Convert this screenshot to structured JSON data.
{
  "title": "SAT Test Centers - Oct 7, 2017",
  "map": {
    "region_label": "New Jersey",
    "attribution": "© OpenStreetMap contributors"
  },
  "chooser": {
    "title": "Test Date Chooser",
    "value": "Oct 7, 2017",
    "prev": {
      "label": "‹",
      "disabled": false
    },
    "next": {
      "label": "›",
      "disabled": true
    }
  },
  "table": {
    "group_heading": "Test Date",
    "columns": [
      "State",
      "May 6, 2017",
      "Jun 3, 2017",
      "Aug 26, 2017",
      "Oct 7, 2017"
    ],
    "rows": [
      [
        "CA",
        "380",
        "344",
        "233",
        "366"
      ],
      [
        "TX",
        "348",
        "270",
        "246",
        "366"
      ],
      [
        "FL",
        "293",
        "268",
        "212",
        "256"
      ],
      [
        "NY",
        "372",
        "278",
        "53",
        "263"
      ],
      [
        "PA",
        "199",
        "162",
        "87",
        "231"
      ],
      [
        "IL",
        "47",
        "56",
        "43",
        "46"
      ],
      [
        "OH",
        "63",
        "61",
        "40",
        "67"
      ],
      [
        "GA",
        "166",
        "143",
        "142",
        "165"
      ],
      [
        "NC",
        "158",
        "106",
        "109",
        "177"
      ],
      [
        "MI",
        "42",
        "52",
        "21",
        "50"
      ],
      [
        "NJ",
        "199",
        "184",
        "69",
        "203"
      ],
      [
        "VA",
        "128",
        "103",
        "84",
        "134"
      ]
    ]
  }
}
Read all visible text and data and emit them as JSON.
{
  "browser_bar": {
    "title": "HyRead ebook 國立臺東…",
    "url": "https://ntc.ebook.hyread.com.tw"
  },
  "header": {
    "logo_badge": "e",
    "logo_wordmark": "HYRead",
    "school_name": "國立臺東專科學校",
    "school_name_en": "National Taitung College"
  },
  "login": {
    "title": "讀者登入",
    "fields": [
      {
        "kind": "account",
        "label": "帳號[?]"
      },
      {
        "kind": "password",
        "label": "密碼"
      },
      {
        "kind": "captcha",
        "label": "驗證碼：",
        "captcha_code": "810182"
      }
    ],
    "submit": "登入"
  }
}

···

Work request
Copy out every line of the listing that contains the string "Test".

Answer
  "title": "SAT Test Centers - Oct 7, 2017",
    "title": "Test Date Chooser",
    "group_heading": "Test Date",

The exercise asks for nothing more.